* _Dataset extract_:
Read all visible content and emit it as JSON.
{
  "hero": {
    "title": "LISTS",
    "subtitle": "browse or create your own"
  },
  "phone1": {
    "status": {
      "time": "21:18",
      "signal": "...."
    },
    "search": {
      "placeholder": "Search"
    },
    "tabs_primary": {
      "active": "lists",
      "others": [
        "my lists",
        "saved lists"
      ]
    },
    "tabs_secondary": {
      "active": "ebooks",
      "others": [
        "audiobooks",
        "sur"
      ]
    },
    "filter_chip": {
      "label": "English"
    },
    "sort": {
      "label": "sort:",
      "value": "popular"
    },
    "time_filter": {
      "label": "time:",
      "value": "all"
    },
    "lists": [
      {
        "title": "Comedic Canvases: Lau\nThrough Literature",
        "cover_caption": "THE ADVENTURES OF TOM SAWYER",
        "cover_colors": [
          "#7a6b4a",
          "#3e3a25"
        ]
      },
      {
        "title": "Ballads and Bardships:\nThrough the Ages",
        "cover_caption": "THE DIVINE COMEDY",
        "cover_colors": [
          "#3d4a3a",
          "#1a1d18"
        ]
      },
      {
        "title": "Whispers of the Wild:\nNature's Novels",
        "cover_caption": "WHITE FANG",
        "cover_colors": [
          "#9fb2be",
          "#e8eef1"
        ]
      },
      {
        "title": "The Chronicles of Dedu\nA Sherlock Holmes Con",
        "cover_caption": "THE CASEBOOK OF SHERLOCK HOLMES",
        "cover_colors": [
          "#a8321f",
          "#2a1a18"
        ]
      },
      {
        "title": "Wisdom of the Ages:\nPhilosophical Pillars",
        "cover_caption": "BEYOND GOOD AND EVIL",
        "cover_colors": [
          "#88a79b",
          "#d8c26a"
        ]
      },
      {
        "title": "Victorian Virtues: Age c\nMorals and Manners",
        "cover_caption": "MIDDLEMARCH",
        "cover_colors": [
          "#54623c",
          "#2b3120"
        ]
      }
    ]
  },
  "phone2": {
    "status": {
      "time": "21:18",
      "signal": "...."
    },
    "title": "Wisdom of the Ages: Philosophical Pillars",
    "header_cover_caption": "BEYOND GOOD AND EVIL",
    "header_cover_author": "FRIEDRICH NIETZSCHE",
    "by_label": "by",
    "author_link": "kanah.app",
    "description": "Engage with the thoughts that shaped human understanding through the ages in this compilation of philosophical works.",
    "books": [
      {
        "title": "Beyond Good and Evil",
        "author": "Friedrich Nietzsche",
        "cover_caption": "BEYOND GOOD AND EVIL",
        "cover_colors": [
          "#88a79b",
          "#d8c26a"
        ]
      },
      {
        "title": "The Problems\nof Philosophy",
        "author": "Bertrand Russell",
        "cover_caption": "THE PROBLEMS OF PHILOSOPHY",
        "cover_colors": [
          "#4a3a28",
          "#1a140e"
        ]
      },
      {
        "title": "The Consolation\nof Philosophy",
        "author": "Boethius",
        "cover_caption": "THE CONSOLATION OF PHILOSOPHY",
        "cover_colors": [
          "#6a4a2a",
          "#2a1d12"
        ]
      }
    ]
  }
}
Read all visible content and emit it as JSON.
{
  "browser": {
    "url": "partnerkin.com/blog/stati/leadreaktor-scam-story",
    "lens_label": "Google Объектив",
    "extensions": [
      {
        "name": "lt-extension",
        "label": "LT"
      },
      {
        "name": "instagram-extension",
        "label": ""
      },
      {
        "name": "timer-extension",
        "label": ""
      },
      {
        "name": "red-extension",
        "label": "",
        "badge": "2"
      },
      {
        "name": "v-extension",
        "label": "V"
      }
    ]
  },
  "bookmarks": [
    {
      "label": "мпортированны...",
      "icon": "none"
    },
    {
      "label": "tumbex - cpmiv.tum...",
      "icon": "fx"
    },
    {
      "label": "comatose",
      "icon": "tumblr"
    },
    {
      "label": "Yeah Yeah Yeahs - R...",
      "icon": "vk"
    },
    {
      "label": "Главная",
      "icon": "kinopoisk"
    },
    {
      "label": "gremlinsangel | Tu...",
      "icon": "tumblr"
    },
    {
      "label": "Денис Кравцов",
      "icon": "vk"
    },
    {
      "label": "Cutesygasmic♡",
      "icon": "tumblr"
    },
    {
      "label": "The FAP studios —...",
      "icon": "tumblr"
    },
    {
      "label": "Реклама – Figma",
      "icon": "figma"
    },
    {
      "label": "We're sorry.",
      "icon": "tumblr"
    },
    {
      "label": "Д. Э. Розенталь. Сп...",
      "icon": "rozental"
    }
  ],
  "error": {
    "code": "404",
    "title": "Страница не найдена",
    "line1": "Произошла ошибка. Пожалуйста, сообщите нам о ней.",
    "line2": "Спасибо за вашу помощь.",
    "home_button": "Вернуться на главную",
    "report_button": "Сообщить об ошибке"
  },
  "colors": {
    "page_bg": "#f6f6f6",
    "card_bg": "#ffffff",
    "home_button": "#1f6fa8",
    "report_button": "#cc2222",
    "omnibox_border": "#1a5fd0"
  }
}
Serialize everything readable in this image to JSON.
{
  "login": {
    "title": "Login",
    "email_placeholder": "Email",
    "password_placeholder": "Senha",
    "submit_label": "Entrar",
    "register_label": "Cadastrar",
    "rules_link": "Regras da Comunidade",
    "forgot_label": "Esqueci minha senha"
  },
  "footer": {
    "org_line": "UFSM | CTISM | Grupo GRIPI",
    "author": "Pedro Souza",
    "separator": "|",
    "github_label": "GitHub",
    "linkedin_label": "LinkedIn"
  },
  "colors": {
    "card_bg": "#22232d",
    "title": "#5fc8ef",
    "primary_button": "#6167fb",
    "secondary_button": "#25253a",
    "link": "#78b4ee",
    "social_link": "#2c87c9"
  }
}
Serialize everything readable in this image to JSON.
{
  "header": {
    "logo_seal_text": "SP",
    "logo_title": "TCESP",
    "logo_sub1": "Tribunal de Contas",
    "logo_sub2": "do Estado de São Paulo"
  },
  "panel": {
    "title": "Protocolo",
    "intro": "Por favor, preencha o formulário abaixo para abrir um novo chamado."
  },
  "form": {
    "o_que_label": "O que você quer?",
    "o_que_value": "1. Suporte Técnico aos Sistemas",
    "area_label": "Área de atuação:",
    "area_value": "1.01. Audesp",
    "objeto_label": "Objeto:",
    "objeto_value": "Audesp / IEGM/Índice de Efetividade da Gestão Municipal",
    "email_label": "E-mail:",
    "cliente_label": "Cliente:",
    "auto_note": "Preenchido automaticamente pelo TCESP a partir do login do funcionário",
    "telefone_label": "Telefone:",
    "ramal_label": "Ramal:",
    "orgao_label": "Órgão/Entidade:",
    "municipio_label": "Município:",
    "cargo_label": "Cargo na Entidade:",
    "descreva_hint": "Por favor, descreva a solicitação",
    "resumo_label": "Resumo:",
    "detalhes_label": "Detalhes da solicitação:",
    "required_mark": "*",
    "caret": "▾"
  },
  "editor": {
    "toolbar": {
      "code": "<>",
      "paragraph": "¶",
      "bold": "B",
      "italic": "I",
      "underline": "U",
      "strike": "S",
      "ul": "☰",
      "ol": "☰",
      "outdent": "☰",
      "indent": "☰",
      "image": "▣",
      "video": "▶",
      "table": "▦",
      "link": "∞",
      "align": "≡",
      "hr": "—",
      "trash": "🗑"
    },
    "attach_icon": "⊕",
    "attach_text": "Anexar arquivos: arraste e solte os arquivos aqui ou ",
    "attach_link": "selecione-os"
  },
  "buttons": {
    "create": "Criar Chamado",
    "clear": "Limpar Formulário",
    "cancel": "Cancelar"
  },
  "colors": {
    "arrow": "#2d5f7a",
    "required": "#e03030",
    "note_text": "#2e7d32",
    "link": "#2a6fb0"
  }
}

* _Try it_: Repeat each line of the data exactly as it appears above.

* _Result of this task_:
Read all visible content and emit it as JSON.
{
  "hero": {
    "title": "LISTS",
    "subtitle": "browse or create your own"
  },
  "phone1": {
    "status": {
      "time": "21:18",
      "signal": "...."
    },
    "search": {
      "placeholder": "Search"
    },
    "tabs_primary": {
      "active": "lists",
      "others": [
        "my lists",
        "saved lists"
      ]
    },
    "tabs_secondary": {
      "active": "ebooks",
      "others": [
        "audiobooks",
        "sur"
      ]
    },
    "filter_chip": {
      "label": "English"
    },
    "sort": {
      "label": "sort:",
      "value": "popular"
    },
    "time_filter": {
      "label": "time:",
      "value": "all"
    },
    "lists": [
      {
        "title": "Comedic Canvases: Lau\nThrough Literature",
        "cover_caption": "THE ADVENTURES OF TOM SAWYER",
        "cover_colors": [
          "#7a6b4a",
          "#3e3a25"
        ]
      },
      {
        "title": "Ballads and Bardships:\nThrough the Ages",
        "cover_caption": "THE DIVINE COMEDY",
        "cover_colors": [
          "#3d4a3a",
          "#1a1d18"
        ]
      },
      {
        "title": "Whispers of the Wild:\nNature's Novels",
        "cover_caption": "WHITE FANG",
        "cover_colors": [
          "#9fb2be",
          "#e8eef1"
        ]
      },
      {
        "title": "The Chronicles of Dedu\nA Sherlock Holmes Con",
        "cover_caption": "THE CASEBOOK OF SHERLOCK HOLMES",
        "cover_colors": [
          "#a8321f",
          "#2a1a18"
        ]
      },
      {
        "title": "Wisdom of the Ages:\nPhilosophical Pillars",
        "cover_caption": "BEYOND GOOD AND EVIL",
        "cover_colors": [
          "#88a79b",
          "#d8c26a"
        ]
      },
      {
        "title": "Victorian Virtues: Age c\nMorals and Manners",
        "cover_caption": "MIDDLEMARCH",
        "cover_colors": [
          "#54623c",
          "#2b3120"
        ]
      }
    ]
  },
  "phone2": {
    "status": {
      "time": "21:18",
      "signal": "...."
    },
    "title": "Wisdom of the Ages: Philosophical Pillars",
    "header_cover_caption": "BEYOND GOOD AND EVIL",
    "header_cover_author": "FRIEDRICH NIETZSCHE",
    "by_label": "by",
    "author_link": "kanah.app",
    "description": "Engage with the thoughts that shaped human understanding through the ages in this compilation of philosophical works.",
    "books": [
      {
        "title": "Beyond Good and Evil",
        "author": "Friedrich Nietzsche",
        "cover_caption": "BEYOND GOOD AND EVIL",
        "cover_colors": [
          "#88a79b",
          "#d8c26a"
        ]
      },
      {
        "title": "The Problems\nof Philosophy",
        "author": "Bertrand Russell",
        "cover_caption": "THE PROBLEMS OF PHILOSOPHY",
        "cover_colors": [
          "#4a3a28",
          "#1a140e"
        ]
      },
      {
        "title": "The Consolation\nof Philosophy",
        "author": "Boethius",
        "cover_caption": "THE CONSOLATION OF PHILOSOPHY",
        "cover_colors": [
          "#6a4a2a",
          "#2a1d12"
        ]
      }
    ]
  }
}
Read all visible content and emit it as JSON.
{
  "browser": {
    "url": "partnerkin.com/blog/stati/leadreaktor-scam-story",
    "lens_label": "Google Объектив",
    "extensions": [
      {
        "name": "lt-extension",
        "label": "LT"
      },
      {
        "name": "instagram-extension",
        "label": ""
      },
      {
        "name": "timer-extension",
        "label": ""
      },
      {
        "name": "red-extension",
        "label": "",
        "badge": "2"
      },
      {
        "name": "v-extension",
        "label": "V"
      }
    ]
  },
  "bookmarks": [
    {
      "label": "мпортированны...",
      "icon": "none"
    },
    {
      "label": "tumbex - cpmiv.tum...",
      "icon": "fx"
    },
    {
      "label": "comatose",
      "icon": "tumblr"
    },
    {
      "label": "Yeah Yeah Yeahs - R...",
      "icon": "vk"
    },
    {
      "label": "Главная",
      "icon": "kinopoisk"
    },
    {
      "label": "gremlinsangel | Tu...",
      "icon": "tumblr"
    },
    {
      "label": "Денис Кравцов",
      "icon": "vk"
    },
    {
      "label": "Cutesygasmic♡",
      "icon": "tumblr"
    },
    {
      "label": "The FAP studios —...",
      "icon": "tumblr"
    },
    {
      "label": "Реклама – Figma",
      "icon": "figma"
    },
    {
      "label": "We're sorry.",
      "icon": "tumblr"
    },
    {
      "label": "Д. Э. Розенталь. Сп...",
      "icon": "rozental"
    }
  ],
  "error": {
    "code": "404",
    "title": "Страница не найдена",
    "line1": "Произошла ошибка. Пожалуйста, сообщите нам о ней.",
    "line2": "Спасибо за вашу помощь.",
    "home_button": "Вернуться на главную",
    "report_button": "Сообщить об ошибке"
  },
  "colors": {
    "page_bg": "#f6f6f6",
    "card_bg": "#ffffff",
    "home_button": "#1f6fa8",
    "report_button": "#cc2222",
    "omnibox_border": "#1a5fd0"
  }
}
Serialize everything readable in this image to JSON.
{
  "login": {
    "title": "Login",
    "email_placeholder": "Email",
    "password_placeholder": "Senha",
    "submit_label": "Entrar",
    "register_label": "Cadastrar",
    "rules_link": "Regras da Comunidade",
    "forgot_label": "Esqueci minha senha"
  },
  "footer": {
    "org_line": "UFSM | CTISM | Grupo GRIPI",
    "author": "Pedro Souza",
    "separator": "|",
    "github_label": "GitHub",
    "linkedin_label": "LinkedIn"
  },
  "colors": {
    "card_bg": "#22232d",
    "title": "#5fc8ef",
    "primary_button": "#6167fb",
    "secondary_button": "#25253a",
    "link": "#78b4ee",
    "social_link": "#2c87c9"
  }
}
Serialize everything readable in this image to JSON.
{
  "header": {
    "logo_seal_text": "SP",
    "logo_title": "TCESP",
    "logo_sub1": "Tribunal de Contas",
    "logo_sub2": "do Estado de São Paulo"
  },
  "panel": {
    "title": "Protocolo",
    "intro": "Por favor, preencha o formulário abaixo para abrir um novo chamado."
  },
  "form": {
    "o_que_label": "O que você quer?",
    "o_que_value": "1. Suporte Técnico aos Sistemas",
    "area_label": "Área de atuação:",
    "area_value": "1.01. Audesp",
    "objeto_label": "Objeto:",
    "objeto_value": "Audesp / IEGM/Índice de Efetividade da Gestão Municipal",
    "email_label": "E-mail:",
    "cliente_label": "Cliente:",
    "auto_note": "Preenchido automaticamente pelo TCESP a partir do login do funcionário",
    "telefone_label": "Telefone:",
    "ramal_label": "Ramal:",
    "orgao_label": "Órgão/Entidade:",
    "municipio_label": "Município:",
    "cargo_label": "Cargo na Entidade:",
    "descreva_hint": "Por favor, descreva a solicitação",
    "resumo_label": "Resumo:",
    "detalhes_label": "Detalhes da solicitação:",
    "required_mark": "*",
    "caret": "▾"
  },
  "editor": {
    "toolbar": {
      "code": "<>",
      "paragraph": "¶",
      "bold": "B",
      "italic": "I",
      "underline": "U",
      "strike": "S",
      "ul": "☰",
      "ol": "☰",
      "outdent": "☰",
      "indent": "☰",
      "image": "▣",
      "video": "▶",
      "table": "▦",
      "link": "∞",
      "align": "≡",
      "hr": "—",
      "trash": "🗑"
    },
    "attach_icon": "⊕",
    "attach_text": "Anexar arquivos: arraste e solte os arquivos aqui ou ",
    "attach_link": "selecione-os"
  },
  "buttons": {
    "create": "Criar Chamado",
    "clear": "Limpar Formulário",
    "cancel": "Cancelar"
  },
  "colors": {
    "arrow": "#2d5f7a",
    "required": "#e03030",
    "note_text": "#2e7d32",
    "link": "#2a6fb0"
  }
}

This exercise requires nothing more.